“Cancer risks for postmenopausal breast cancer and endometrial cancer are closely related to estrogen levels,” says Schauer. “Having weight loss surgery reduces estrogen level.”
Bariatric surgery helps reduce the risk of diabetes and insulin levels which may be a risk factor for pancreatic cancer, while the mechanisms for colon cancer are more complicated, says Schauer.
“I think considering cancer risk is one small piece of the puzzle when considering bariatric surgery, but there are many factors to consider. Reductions in diabetes, hypertension and improvements in survival and quality of life are reason enough,” says Schauer. “The study provides an additional reason to consider bariatric surgery.”
The study found no significant association between bariatric surgery and cancer risk among men. Schauer says that may be because the vast majority of study patients are female and at least two of the cancers most impacted by bariatric surgery, postmenopausal breast cancer and endometrial cancer, affect women only.
Multivariable Cox proportional-hazards models were used to examine the incidence of cancer up to 10 years after bariatric surgery compared to the matched nonsurgical patients. After a mean follow-up of 3.5 years, researchers identified 2,543 incident cancers.
About 15 million adults in the United States suffer from severe obesity, which is defined as having a body mass index of greater than 35 kg/m2. Obesity and cancer are closely linked. Obesity is associated with up to 40 percent of all cancers diagnosed in the United States, says Schauer.
Anthony Leonard, PhD, a biostatistician and research associate professor in the UC Department of Family and Community Medicine contributed to the study. Other researchers associated with Kaiser Permanente who participated in the study include Heather Spencer Feigelson, PhD, Corinna Koebnick, PhD, Bette Caan, DrPH, Sheila Weinmann, PhD, David Powers, Panduranga Yenumula, MD, and David Arterburn, MD.

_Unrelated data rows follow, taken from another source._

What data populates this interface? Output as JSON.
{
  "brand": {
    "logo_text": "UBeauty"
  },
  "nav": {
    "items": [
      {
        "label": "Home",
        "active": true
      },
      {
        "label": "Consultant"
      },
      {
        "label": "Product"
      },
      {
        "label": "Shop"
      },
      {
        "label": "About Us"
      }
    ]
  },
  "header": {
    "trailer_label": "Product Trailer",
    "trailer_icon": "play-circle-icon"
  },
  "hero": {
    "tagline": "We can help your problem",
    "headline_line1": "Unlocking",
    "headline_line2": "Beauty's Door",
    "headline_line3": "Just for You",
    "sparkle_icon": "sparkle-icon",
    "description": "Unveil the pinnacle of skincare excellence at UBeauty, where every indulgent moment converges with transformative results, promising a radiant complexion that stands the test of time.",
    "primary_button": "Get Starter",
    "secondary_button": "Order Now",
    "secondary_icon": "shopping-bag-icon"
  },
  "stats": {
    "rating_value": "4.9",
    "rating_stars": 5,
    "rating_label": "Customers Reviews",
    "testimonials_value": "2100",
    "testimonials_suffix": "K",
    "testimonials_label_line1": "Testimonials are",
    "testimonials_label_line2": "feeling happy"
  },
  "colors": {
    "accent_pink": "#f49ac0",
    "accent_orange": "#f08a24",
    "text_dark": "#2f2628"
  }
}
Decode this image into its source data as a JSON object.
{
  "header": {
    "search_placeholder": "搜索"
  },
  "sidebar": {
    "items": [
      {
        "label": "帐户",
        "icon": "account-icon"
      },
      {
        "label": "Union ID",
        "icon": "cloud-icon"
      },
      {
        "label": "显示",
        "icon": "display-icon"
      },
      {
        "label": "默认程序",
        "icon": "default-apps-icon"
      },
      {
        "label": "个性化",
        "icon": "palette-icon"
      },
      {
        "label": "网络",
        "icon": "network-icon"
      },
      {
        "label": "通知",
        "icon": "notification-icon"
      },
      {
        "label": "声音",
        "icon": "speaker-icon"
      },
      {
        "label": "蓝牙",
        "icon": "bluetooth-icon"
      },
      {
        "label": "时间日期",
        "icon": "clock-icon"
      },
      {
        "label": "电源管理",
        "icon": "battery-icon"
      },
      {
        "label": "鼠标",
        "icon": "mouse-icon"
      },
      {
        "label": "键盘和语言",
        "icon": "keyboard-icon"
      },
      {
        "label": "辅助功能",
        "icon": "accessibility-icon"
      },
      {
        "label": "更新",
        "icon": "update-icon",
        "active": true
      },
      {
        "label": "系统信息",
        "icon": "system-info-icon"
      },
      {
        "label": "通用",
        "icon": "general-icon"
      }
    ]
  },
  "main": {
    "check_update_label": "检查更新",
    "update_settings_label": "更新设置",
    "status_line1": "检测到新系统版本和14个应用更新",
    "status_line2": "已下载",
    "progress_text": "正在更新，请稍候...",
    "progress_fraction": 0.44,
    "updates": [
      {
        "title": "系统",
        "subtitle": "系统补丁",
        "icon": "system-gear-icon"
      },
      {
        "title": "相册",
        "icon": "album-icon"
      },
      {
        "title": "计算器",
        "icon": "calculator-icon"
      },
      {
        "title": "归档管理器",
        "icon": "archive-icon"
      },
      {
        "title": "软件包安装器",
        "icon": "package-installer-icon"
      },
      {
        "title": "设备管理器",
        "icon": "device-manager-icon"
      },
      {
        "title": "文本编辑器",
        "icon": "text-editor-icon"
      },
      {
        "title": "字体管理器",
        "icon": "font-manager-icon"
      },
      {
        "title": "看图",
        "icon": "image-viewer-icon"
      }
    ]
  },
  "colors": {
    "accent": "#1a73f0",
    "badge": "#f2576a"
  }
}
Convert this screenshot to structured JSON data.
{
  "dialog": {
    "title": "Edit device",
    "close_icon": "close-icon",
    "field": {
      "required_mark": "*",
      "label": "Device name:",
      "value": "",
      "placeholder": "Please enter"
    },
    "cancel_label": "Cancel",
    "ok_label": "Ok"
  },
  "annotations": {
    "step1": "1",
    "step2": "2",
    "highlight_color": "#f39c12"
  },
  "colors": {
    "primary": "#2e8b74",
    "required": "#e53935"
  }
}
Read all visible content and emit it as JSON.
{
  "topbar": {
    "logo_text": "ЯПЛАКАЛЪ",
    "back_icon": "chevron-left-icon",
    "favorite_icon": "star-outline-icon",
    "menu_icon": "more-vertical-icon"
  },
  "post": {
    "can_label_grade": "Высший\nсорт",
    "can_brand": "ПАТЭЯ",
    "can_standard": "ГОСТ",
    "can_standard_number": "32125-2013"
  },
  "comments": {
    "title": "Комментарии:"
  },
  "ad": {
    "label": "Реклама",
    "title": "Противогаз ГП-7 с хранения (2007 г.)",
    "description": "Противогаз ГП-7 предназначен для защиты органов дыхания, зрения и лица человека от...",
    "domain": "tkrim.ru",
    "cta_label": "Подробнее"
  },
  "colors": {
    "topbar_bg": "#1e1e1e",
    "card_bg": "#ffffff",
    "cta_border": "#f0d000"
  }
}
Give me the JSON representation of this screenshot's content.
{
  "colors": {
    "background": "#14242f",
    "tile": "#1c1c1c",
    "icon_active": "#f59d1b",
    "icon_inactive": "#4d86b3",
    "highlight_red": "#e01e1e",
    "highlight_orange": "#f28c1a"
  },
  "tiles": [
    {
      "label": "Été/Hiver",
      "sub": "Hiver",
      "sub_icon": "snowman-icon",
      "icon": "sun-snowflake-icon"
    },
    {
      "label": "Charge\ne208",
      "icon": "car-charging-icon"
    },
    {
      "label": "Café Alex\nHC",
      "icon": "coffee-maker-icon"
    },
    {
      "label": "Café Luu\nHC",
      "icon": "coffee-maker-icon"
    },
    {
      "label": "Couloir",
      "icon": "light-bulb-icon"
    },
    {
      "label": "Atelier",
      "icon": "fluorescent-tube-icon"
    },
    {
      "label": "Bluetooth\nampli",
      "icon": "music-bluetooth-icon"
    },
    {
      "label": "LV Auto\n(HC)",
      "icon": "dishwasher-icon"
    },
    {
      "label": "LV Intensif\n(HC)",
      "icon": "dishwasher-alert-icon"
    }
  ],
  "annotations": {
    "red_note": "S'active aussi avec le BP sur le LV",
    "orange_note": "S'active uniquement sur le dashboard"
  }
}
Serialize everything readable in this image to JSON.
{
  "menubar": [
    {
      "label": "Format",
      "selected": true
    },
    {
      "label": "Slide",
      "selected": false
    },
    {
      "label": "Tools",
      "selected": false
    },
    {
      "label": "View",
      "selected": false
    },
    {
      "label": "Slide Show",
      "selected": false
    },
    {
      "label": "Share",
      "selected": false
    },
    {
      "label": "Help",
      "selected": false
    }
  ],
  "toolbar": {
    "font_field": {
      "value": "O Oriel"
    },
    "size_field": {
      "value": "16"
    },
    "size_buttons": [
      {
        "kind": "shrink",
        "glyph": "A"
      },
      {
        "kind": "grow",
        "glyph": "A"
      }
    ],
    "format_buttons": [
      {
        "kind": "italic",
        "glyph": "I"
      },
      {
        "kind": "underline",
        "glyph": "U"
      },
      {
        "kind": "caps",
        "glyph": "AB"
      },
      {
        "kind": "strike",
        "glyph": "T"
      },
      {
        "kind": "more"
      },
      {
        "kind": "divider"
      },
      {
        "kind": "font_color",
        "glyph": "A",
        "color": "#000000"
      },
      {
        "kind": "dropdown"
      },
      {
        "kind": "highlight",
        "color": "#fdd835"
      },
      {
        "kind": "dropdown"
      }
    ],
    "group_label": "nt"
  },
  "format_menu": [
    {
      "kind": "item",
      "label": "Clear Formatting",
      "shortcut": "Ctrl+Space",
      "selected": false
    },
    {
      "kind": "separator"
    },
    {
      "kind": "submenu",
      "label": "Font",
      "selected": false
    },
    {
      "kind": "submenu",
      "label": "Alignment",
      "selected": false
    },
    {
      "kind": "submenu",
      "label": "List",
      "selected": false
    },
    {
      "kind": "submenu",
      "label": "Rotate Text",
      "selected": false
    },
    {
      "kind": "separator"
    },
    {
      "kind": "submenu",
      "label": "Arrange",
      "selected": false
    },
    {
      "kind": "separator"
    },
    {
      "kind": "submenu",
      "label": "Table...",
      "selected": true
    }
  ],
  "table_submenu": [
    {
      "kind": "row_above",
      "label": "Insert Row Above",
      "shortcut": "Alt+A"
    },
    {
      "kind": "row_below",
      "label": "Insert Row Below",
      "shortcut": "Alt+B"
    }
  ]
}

The National Cancer Institute of the National Institutes of Health funded the study.